> Entries from a dataset of interfaces

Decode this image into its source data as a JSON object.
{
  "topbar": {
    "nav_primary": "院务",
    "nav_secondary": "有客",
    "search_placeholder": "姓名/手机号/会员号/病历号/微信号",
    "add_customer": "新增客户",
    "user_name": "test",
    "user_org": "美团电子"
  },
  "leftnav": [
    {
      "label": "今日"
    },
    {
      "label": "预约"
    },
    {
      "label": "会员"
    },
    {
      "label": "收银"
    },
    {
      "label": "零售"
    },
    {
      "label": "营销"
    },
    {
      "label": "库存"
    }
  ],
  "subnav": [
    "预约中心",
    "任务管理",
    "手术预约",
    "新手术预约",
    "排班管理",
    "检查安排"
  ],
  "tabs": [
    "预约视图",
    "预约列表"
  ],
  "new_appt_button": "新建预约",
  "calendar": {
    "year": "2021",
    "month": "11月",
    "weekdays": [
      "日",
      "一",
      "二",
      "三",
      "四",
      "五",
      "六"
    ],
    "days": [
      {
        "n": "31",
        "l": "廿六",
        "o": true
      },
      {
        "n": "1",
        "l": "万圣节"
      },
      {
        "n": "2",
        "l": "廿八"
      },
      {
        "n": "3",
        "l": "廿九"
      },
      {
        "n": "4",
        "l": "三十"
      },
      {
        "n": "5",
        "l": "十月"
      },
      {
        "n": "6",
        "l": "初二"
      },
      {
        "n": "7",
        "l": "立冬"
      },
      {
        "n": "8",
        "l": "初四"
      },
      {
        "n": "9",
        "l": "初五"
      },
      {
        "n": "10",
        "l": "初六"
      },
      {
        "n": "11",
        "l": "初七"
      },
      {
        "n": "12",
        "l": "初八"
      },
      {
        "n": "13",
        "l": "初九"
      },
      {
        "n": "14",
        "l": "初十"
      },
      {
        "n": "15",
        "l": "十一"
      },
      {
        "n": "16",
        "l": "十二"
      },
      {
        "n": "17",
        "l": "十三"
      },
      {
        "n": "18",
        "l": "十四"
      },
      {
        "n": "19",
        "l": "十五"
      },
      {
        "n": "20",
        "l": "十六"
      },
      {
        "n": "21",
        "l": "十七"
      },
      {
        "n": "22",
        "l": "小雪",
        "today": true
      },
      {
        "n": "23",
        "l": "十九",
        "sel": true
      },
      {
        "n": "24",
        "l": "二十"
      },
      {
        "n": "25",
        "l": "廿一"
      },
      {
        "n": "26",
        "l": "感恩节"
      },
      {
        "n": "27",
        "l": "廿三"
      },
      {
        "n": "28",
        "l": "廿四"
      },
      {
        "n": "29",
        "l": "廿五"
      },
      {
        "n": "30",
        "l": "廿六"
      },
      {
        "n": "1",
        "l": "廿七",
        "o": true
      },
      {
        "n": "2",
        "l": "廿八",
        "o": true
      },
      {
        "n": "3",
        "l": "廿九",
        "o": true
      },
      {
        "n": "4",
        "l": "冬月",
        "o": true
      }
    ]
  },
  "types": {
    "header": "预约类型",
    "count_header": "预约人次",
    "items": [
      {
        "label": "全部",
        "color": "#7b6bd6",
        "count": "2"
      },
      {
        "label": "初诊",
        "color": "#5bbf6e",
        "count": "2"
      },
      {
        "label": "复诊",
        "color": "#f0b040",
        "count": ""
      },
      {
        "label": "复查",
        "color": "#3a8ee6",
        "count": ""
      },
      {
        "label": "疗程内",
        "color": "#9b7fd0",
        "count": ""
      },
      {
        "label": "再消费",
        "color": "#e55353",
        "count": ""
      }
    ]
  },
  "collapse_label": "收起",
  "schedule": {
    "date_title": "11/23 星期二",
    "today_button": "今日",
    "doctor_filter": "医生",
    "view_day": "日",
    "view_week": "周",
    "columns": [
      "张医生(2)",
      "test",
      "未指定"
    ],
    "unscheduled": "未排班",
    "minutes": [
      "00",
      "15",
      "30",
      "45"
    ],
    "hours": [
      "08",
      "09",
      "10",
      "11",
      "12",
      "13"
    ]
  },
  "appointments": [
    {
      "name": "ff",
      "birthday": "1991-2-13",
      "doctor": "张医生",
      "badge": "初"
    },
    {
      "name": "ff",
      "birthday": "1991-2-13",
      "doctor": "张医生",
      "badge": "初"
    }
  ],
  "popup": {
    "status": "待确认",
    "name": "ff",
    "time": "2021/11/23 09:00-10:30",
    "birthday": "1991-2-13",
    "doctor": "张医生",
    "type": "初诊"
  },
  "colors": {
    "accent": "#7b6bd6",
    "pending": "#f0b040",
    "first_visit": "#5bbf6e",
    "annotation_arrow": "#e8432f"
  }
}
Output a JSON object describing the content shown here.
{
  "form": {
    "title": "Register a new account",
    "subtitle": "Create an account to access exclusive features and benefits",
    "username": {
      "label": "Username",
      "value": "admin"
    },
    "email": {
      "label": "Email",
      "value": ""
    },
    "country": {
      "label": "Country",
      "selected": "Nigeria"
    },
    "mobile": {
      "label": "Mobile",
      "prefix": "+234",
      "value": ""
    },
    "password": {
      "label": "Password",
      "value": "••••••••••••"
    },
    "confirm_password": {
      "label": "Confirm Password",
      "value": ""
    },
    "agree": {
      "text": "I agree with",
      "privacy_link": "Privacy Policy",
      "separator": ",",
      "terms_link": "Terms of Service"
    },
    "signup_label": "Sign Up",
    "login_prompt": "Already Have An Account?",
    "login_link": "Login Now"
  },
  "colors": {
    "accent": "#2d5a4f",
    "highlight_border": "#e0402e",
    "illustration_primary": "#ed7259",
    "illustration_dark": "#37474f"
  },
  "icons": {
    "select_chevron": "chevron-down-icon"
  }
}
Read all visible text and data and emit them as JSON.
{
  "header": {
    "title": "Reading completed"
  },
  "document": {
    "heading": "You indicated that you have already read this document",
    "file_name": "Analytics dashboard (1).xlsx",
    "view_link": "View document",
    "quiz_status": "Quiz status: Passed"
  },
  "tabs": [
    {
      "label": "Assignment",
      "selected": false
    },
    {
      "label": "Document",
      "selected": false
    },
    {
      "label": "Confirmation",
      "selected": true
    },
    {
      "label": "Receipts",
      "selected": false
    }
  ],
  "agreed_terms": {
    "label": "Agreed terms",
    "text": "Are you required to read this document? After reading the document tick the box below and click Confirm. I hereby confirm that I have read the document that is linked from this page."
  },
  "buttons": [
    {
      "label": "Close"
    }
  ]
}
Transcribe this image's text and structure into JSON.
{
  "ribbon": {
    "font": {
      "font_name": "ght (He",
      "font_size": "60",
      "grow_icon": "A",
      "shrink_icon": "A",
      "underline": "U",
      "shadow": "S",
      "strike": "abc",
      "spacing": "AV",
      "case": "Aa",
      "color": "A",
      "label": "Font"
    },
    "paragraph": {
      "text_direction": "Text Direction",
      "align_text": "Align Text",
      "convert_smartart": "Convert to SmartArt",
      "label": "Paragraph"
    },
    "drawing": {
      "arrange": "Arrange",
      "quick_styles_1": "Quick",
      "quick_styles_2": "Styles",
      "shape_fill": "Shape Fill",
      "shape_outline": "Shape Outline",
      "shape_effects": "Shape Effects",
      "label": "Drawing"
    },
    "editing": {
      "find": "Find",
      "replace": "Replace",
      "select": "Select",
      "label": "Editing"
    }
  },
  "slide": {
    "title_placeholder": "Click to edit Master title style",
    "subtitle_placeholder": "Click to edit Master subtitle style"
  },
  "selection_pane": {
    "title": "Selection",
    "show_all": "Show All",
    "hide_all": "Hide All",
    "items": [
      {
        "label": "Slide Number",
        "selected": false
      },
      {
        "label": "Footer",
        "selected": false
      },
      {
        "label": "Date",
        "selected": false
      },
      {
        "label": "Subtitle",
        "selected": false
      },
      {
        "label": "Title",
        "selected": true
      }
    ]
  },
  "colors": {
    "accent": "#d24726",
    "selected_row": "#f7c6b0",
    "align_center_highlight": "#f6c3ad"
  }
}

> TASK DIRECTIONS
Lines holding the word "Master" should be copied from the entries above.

> EXERCISE SOLUTION
    "title_placeholder": "Click to edit Master title style",
    "subtitle_placeholder": "Click to edit Master subtitle style"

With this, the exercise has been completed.